Theme-based learning is an effective way of introducing new skills and practicing old skills in a fun and interesting way. This preschool snowman counting activity is actually a game that can be used to teach number concept and counting. Also given are variations to this game which you can use according to the level of the child. These activities are ideas for children in preschool and kindergarten.

Materials Required

  • Thick card paper
  • Markers
  • Toothpicks
  • Tape
  • 2 containers

Making the Snowmen

Make little snowman, approximately the size of a matchbox. You can draw small snowmen on a piece of paper, or print them out, glue them on to a thick card and cut them out. Color them, and laminate them, if possible. Make sure you have about 20 – 30 snowmen like this. You can change them up a little by varying the color of their scarves or give them individualized expressions.

Making the Board

On a large piece of paper, draw a picture of a snowy hillside. Draw multiple slopes, groups of trees, houses etc. At different places on the board, make small slits in the paper through which you can insert a toothpick.

Making the Sign Posts

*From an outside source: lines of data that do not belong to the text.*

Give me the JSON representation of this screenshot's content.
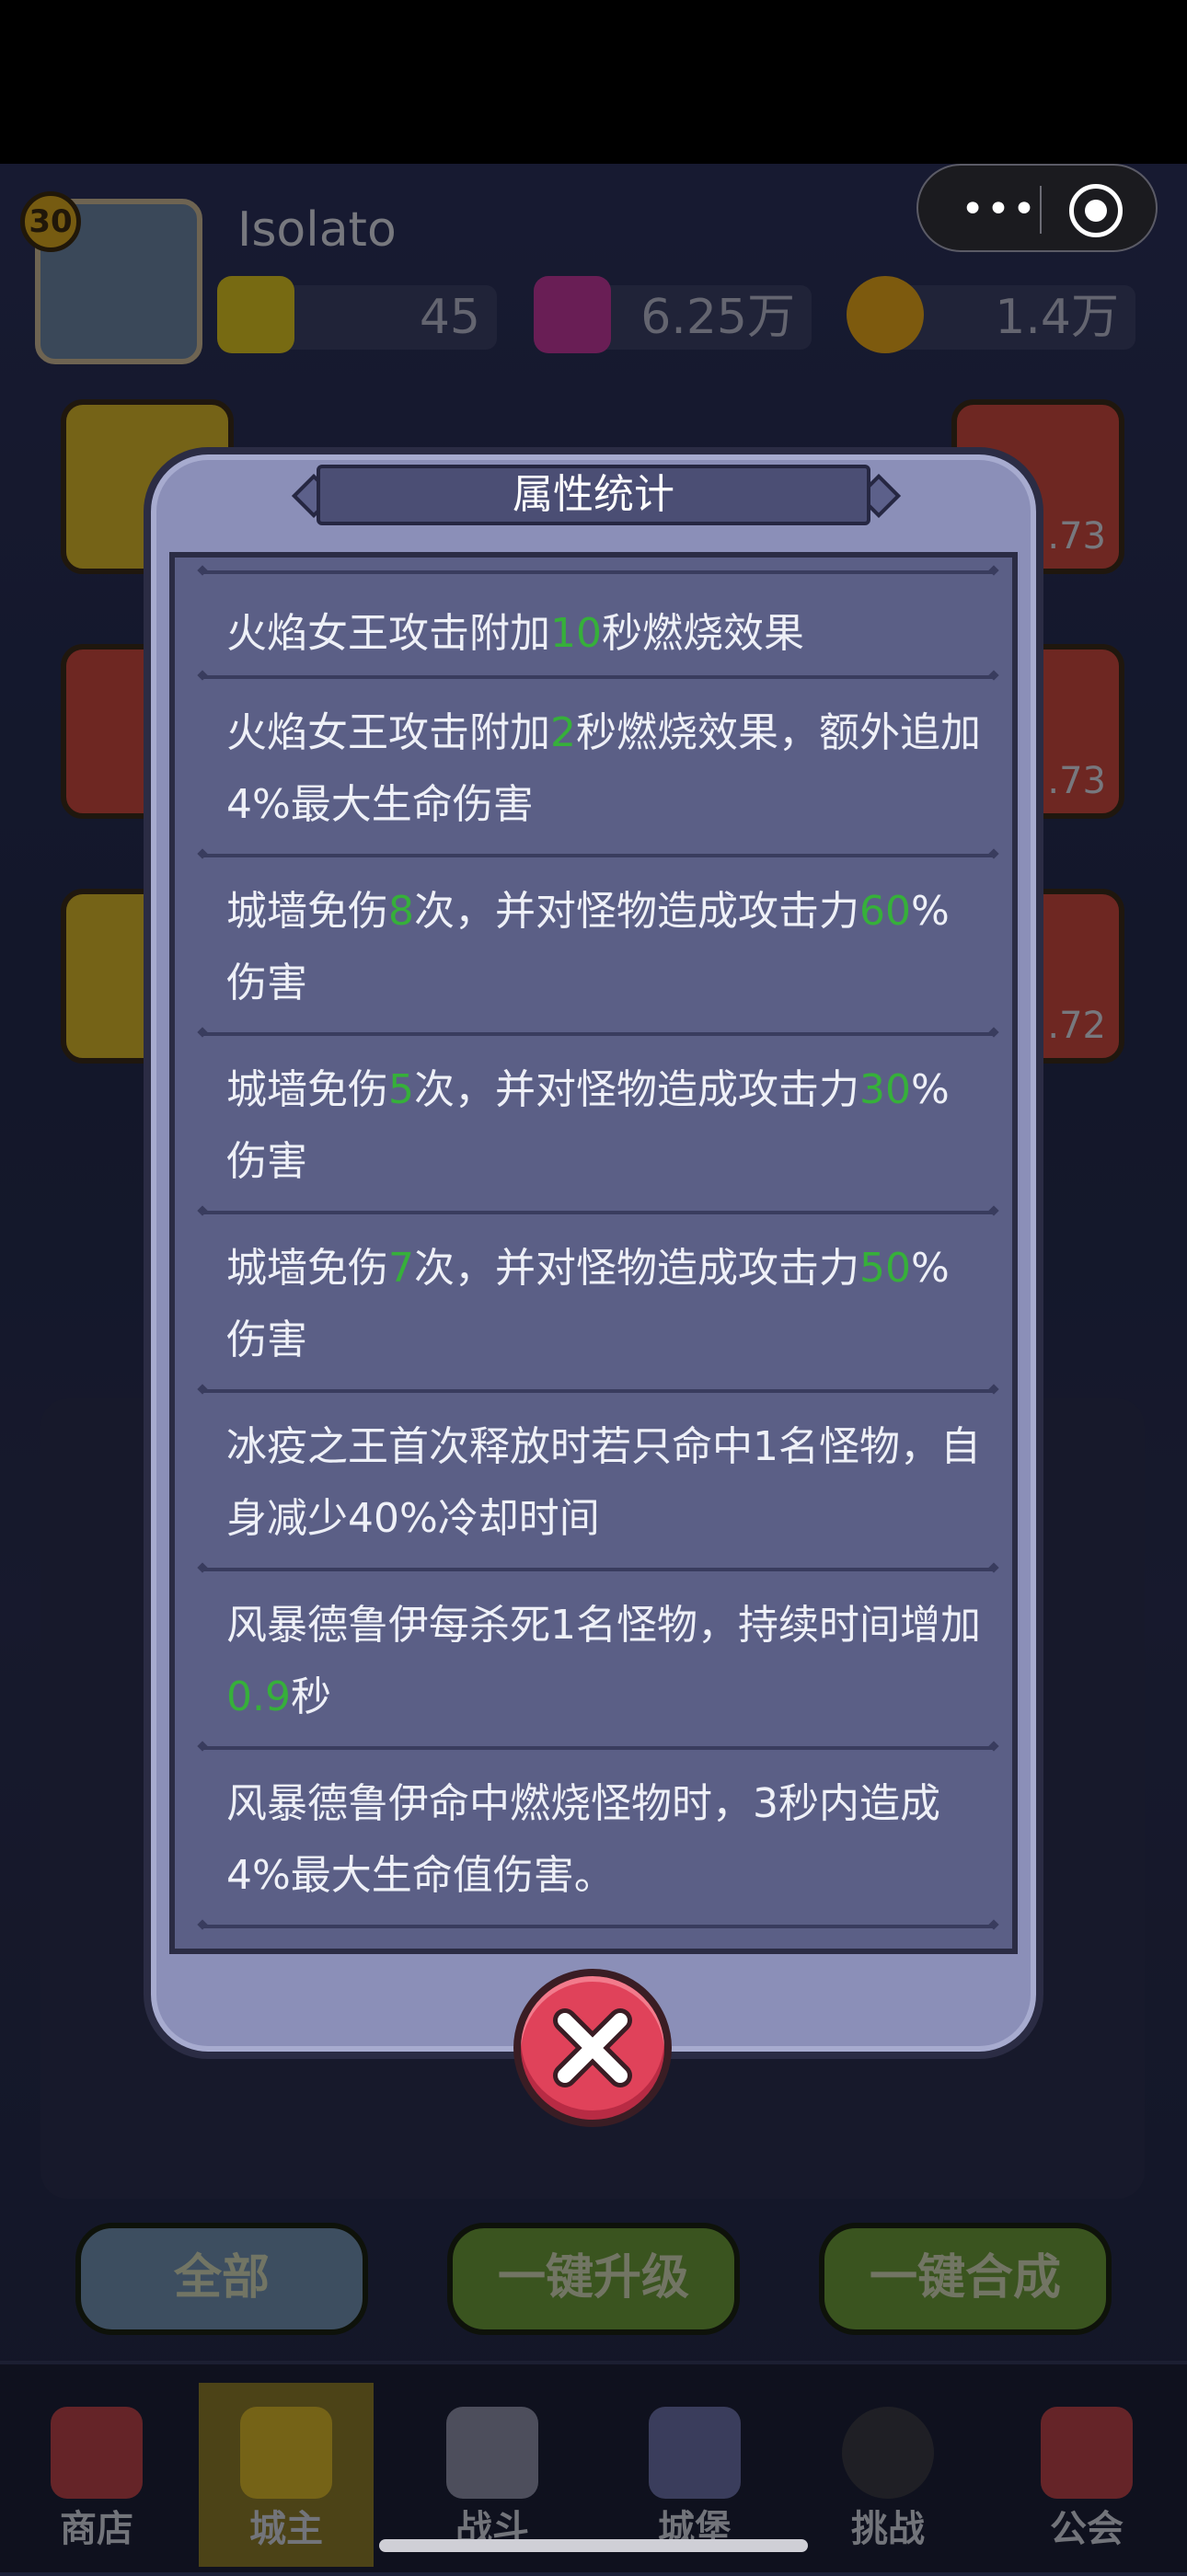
{
  "profile": {
    "level": "30",
    "name": "Isolato",
    "resources": [
      {
        "icon": "gold-gem-icon",
        "value": "45"
      },
      {
        "icon": "purple-crystal-icon",
        "value": "6.25万"
      },
      {
        "icon": "coin-icon",
        "value": "1.4万"
      }
    ]
  },
  "dialog": {
    "title": "属性统计",
    "items": [
      {
        "parts": [
          {
            "t": "火焰女王攻击附加"
          },
          {
            "t": "10",
            "g": true
          },
          {
            "t": "秒燃烧效果"
          }
        ]
      },
      {
        "parts": [
          {
            "t": "火焰女王攻击附加"
          },
          {
            "t": "2",
            "g": true
          },
          {
            "t": "秒燃烧效果，额外追加4%最大生命伤害"
          }
        ]
      },
      {
        "parts": [
          {
            "t": "城墙免伤"
          },
          {
            "t": "8",
            "g": true
          },
          {
            "t": "次，并对怪物造成攻击力"
          },
          {
            "t": "60",
            "g": true
          },
          {
            "t": "%伤害"
          }
        ]
      },
      {
        "parts": [
          {
            "t": "城墙免伤"
          },
          {
            "t": "5",
            "g": true
          },
          {
            "t": "次，并对怪物造成攻击力"
          },
          {
            "t": "30",
            "g": true
          },
          {
            "t": "%伤害"
          }
        ]
      },
      {
        "parts": [
          {
            "t": "城墙免伤"
          },
          {
            "t": "7",
            "g": true
          },
          {
            "t": "次，并对怪物造成攻击力"
          },
          {
            "t": "50",
            "g": true
          },
          {
            "t": "%伤害"
          }
        ]
      },
      {
        "parts": [
          {
            "t": "冰疫之王首次释放时若只命中1名怪物，自身减少40%冷却时间"
          }
        ]
      },
      {
        "parts": [
          {
            "t": "风暴德鲁伊每杀死1名怪物，持续时间增加"
          },
          {
            "t": "0.9",
            "g": true
          },
          {
            "t": "秒"
          }
        ]
      },
      {
        "parts": [
          {
            "t": "风暴德鲁伊命中燃烧怪物时，3秒内造成4%最大生命值伤害。"
          }
        ]
      }
    ],
    "close_icon": "close-icon"
  },
  "side_badges": [
    ".73",
    ".73",
    ".72"
  ],
  "actions": {
    "all": "全部",
    "upgrade": "一键升级",
    "merge": "一键合成"
  },
  "nav": [
    {
      "label": "商店",
      "icon": "shop-icon"
    },
    {
      "label": "城主",
      "icon": "crown-icon"
    },
    {
      "label": "战斗",
      "icon": "swords-icon"
    },
    {
      "label": "城堡",
      "icon": "castle-icon"
    },
    {
      "label": "挑战",
      "icon": "monster-icon"
    },
    {
      "label": "公会",
      "icon": "guild-banner-icon"
    }
  ],
  "colors": {
    "highlight_green": "#36b03a",
    "dialog_bg": "#8b8fb8",
    "list_bg": "#5b5f86",
    "close_red": "#e0425a"
  }
}
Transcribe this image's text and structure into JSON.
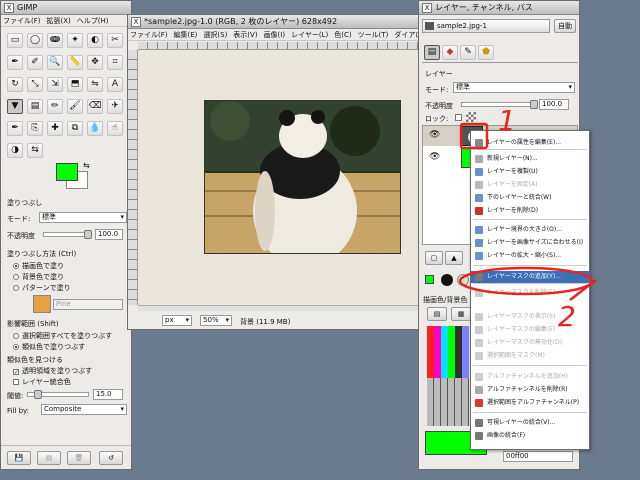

Cut out small circles in the size of a coin or so in thick card. Write numbers from 1 to 10 and laminate them. Tape the back of these circles to one end of a toothpick. You will now have something like a mini signpost. You should be able to insert one end of the toothpick into the slit you made on the board.

Using the Activity

To use this preschool snowman counting activity, place the board on a table or a floor. One child or even a group of children can do this activity. Place all of the snowmen in one container and the toothpicks in another. The teacher places signposts at different places on the board with numbers on them. The children have to look at the number, and place that number of snowmen next to each signpost.

For a variation, the teacher can place a few snowmen, while the children have to find the right signpost and place it next to the snowmen.

For a third variation of this game, you can use a die. Allow the children to take turns rolling the die. The child must say the number on the die, and then pick up that many snowmen and arrange them on the board. To make the game more complicated, you can use a spinner and add larger numbers on it.

These activities encourage the children to count the snowmen, as well as associate the written numeral with the number. Looking to extend the learning? Try these snowman activities. Also available on Bright Hub Education are additional activities that you can use with your winter theme. We invite your own suggestions in the comments section below.